Eso es alcanzar lo más alto,

lo que tal vez nos dará el Cielo:

no admiraciones ni victorias

sino sencillamente ser admitidos

como parte de una Realidad innegable,

como las piedras y los árboles.

Jorge Luis Borges

Fervor de Buenos Aires (1923)

This is the best that can happen,

What heaven perhaps will grant us:

Not to be wondered at or required

To succeed

But simply to be let in

As part of an undeniable Reality,

Like stones of the road, like trees.

Monday, February 21, 2011

Ups and downs of language immersion

I was talking with a friend yesterday who had moved to Canada 15 years ago and began learning English from scratch while living there.  She mentioned that her language learning was filled with inclines where she could learn new material, and plateaus where her brain couldn't absorb anything else and she was forced just to use and integrate the language she already had, regardless of how painful it could be.  This was good to hear because at school I keep cramming more grammar structures into my brain, and am currently working on the subjunctive which is very common in Spanish.  It's something like when we say in English "I wish I knew".  But it seems like the more I try to cram into my brain, the more falls out.  And so at this point I'm stuck just trying to use what I know, regardless of how frustrating it can be.  Take for example the verbs "ser" and "estar" which both mean "to be" but are not interchangeable.  Each one has two forms in the past tense (preterito and imperfecto) which also are not interchangeable, so when I want to say "I was..." I am stuck trying to remember which one of the four verbs (fui? era? estuve? estaba?) I should use.  My mac has that little spiral spinning thing that lets me know when it's overloaded and can't process any more.  I'm pretty sure my glazed-over eyes give the same signal to people when I just don't understand or can't communicate what I'm trying to say.

The other thing is that I have days where I can have interesting conversations in Spanish (for example friday evening with a guatemalteco who's a friend of mine here) for hours at a time, and then it's like my brain is completely used up and I can't remember how to say, "good morning" at the breakfast table the next day.

Other little things also get on my nerves.  Like when another gringo who has lived in central america for 5 years says something in Spanish that is obviously more fluent than mine and everyone here is so impressed with how intelligent this person is, I feel like beating their heads together.  But I think that might go against the MCC mission of peace.  So instead I smile and meekly agree.

On the other hand, I feel completely free of malaria or whatever it was that left me a feverish mess for four weeks.  I know I lost a lot of motivation during that time but that's another story.  I'm trying to think of a nice uplifting wrap up to this post but I can't really.  Just waiting and looking forward to the next bunch of changes that will be happening in about 2 weeks.


  1. Lynden,

    Being a mac nerd myself I totally got this picture of your face with two eyes covered by the spinning beach ball of death.

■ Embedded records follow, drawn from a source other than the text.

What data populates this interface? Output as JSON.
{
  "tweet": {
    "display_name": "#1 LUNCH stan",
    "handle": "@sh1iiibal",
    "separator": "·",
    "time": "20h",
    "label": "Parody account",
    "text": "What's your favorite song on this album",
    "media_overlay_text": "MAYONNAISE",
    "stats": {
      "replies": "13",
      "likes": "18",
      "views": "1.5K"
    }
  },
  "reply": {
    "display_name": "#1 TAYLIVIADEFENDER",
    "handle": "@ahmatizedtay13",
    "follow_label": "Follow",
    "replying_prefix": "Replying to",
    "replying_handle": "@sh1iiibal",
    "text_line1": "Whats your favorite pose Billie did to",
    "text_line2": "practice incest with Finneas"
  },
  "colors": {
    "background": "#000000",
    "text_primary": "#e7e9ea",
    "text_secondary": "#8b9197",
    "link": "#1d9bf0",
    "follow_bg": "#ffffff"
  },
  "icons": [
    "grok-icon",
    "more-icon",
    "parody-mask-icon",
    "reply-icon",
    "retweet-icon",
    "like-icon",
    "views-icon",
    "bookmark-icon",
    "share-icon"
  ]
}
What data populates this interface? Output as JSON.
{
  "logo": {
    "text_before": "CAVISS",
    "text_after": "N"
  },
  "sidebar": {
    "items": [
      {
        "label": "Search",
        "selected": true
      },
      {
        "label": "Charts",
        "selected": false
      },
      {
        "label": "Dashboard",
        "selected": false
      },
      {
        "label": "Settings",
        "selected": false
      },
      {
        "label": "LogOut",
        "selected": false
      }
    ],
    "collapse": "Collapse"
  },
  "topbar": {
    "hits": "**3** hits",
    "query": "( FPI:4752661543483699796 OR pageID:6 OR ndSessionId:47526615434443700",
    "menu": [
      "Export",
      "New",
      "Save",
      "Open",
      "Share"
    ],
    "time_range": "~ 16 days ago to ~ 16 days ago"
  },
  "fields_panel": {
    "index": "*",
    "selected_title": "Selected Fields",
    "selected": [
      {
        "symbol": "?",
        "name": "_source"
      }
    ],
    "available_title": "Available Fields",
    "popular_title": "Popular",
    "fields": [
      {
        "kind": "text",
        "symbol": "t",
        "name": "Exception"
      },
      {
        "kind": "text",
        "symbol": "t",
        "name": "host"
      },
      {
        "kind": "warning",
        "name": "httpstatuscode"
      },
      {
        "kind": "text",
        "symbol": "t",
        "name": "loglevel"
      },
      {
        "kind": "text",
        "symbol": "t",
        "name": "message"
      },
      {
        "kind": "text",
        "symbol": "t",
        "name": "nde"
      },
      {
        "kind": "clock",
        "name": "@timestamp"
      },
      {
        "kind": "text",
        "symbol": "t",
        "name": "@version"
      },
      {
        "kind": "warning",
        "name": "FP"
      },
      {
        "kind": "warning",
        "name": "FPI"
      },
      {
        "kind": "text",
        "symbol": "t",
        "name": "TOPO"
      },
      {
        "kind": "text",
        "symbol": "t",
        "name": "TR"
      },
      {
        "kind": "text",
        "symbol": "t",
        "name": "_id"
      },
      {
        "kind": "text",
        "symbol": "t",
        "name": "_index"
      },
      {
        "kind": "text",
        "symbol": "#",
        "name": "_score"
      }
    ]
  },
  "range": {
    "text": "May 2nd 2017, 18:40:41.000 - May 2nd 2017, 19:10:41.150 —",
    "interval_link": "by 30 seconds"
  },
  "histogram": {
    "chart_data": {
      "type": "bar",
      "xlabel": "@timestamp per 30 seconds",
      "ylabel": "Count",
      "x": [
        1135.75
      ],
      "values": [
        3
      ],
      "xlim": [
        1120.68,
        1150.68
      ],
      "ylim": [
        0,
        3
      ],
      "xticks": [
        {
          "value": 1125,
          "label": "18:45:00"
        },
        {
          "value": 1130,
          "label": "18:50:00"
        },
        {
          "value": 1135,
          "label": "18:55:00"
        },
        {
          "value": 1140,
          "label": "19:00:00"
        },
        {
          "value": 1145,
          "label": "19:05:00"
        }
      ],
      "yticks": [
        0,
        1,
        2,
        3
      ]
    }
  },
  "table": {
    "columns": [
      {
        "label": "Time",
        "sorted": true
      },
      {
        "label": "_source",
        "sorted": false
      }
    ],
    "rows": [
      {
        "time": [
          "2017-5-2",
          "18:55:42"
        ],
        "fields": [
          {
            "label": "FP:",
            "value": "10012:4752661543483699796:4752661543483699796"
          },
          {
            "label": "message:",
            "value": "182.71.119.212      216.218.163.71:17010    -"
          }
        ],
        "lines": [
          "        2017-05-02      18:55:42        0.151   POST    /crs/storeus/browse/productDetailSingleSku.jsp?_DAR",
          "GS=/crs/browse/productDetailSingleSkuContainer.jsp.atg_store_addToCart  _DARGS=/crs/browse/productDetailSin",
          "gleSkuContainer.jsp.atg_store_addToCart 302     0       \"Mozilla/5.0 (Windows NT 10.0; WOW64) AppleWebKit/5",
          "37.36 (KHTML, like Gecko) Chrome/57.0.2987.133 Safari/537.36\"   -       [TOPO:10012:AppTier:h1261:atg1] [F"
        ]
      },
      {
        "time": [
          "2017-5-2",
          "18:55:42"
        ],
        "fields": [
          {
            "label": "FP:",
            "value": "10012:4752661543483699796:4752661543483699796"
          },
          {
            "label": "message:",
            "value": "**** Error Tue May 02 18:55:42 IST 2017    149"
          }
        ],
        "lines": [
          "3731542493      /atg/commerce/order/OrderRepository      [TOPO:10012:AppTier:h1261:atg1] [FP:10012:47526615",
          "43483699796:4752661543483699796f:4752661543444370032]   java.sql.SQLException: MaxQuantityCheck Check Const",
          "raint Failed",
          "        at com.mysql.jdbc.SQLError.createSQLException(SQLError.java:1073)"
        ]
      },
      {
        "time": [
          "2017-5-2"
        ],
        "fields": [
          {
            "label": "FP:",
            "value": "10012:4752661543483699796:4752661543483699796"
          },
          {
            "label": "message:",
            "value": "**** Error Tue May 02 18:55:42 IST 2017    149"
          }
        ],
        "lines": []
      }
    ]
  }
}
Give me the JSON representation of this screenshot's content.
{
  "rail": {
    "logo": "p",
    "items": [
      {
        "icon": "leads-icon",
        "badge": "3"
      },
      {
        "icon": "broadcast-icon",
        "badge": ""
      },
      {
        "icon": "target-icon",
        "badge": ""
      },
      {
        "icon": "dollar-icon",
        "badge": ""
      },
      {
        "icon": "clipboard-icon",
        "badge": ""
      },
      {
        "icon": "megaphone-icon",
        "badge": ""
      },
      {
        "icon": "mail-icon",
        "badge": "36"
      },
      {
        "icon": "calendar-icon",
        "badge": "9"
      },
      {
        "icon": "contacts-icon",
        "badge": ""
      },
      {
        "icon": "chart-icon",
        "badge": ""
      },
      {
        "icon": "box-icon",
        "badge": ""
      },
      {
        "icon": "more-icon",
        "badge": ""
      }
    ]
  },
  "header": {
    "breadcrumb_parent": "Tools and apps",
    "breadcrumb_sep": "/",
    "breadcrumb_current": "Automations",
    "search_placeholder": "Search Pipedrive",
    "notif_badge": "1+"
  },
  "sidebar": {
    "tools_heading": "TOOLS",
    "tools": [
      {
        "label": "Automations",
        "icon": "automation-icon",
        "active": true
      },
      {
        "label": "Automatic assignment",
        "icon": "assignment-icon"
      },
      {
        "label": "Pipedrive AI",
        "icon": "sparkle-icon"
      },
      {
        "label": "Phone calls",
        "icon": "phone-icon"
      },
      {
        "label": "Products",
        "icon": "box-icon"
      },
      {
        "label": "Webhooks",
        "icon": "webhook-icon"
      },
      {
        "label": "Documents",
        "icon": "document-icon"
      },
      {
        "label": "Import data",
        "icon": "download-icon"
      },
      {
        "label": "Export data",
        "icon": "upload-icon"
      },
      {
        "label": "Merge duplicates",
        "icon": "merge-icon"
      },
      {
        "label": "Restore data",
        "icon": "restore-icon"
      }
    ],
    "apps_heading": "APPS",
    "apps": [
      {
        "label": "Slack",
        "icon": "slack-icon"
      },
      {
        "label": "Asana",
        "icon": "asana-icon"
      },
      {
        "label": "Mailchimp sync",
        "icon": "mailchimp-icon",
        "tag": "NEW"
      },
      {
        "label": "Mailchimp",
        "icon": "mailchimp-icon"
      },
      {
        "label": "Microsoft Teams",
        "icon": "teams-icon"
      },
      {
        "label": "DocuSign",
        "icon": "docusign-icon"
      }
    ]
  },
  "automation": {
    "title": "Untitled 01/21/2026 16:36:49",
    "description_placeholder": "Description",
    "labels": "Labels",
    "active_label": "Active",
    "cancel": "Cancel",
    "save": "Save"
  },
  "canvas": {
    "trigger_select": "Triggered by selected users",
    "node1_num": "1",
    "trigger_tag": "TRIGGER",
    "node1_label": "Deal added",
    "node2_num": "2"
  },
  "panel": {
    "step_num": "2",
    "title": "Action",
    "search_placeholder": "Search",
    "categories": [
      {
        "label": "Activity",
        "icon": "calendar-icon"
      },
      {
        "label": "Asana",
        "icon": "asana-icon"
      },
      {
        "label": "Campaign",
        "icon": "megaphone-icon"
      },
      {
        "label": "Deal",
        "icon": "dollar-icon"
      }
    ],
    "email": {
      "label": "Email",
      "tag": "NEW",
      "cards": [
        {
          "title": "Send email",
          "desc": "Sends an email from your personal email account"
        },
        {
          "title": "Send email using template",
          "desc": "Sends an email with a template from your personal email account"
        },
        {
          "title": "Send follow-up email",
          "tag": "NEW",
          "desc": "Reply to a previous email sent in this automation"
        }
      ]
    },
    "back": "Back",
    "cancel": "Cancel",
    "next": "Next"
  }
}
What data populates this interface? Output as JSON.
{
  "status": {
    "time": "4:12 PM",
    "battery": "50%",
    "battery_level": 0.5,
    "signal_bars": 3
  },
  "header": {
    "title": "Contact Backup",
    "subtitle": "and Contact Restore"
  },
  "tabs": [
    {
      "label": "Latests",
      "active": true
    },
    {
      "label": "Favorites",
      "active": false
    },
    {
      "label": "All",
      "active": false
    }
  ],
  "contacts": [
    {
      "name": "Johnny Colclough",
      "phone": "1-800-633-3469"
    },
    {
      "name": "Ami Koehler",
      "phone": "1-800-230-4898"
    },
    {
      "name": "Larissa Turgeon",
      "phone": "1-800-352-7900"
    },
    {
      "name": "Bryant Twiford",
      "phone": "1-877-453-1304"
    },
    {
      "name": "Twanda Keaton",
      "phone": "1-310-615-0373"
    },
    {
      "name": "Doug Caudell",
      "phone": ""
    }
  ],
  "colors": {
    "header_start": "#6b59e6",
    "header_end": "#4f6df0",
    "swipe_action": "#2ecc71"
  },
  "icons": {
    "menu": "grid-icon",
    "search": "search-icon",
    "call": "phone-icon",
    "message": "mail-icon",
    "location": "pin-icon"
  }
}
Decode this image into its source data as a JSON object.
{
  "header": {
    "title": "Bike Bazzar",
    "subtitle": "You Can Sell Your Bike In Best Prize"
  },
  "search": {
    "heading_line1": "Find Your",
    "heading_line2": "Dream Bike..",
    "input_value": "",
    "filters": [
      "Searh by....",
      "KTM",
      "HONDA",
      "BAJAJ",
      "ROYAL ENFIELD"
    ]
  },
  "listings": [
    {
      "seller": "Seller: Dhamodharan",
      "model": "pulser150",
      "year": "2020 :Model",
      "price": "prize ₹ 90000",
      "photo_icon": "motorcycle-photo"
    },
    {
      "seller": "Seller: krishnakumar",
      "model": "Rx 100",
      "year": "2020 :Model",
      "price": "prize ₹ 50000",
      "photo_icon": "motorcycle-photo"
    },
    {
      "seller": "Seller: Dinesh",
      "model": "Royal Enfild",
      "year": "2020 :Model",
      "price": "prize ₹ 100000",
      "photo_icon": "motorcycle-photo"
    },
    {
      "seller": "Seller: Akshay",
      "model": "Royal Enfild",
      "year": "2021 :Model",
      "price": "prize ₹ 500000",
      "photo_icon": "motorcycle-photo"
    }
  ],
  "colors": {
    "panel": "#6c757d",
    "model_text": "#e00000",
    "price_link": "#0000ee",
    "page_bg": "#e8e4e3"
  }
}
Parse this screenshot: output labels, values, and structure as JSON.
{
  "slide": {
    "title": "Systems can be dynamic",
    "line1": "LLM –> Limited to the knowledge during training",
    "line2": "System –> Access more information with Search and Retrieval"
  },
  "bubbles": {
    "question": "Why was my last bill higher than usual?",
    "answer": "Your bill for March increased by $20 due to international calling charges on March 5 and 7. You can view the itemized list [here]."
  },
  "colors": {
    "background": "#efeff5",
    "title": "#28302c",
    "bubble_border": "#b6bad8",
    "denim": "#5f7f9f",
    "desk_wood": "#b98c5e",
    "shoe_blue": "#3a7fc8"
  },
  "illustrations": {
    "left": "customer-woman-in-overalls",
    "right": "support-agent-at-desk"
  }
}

Thanks for that image! I am with you on the language learning front. I think I'm about a three-year old now in both Spanish and Plautdietsch.

  2. Yeah, I think some days I must be quite the sight! I don't envy you at all learning 2 languages, my brain is fried as it is with just the one. But right now I've got two weeks "free" because I won't have time to take any more exams, so I'm just going to ask to learn "voz" because hardly anyone here uses "tu". Good luck in your studies!

  3. I can totally feel for you Lynden. The other day someone spoke to me in English and I just drew a blank...couldn't understand what she said, then she thought I was Spanish and started rattling off in fast Spanish and I just wanted to run away. But the good days make it all worth it.
    enjoy your "free"time.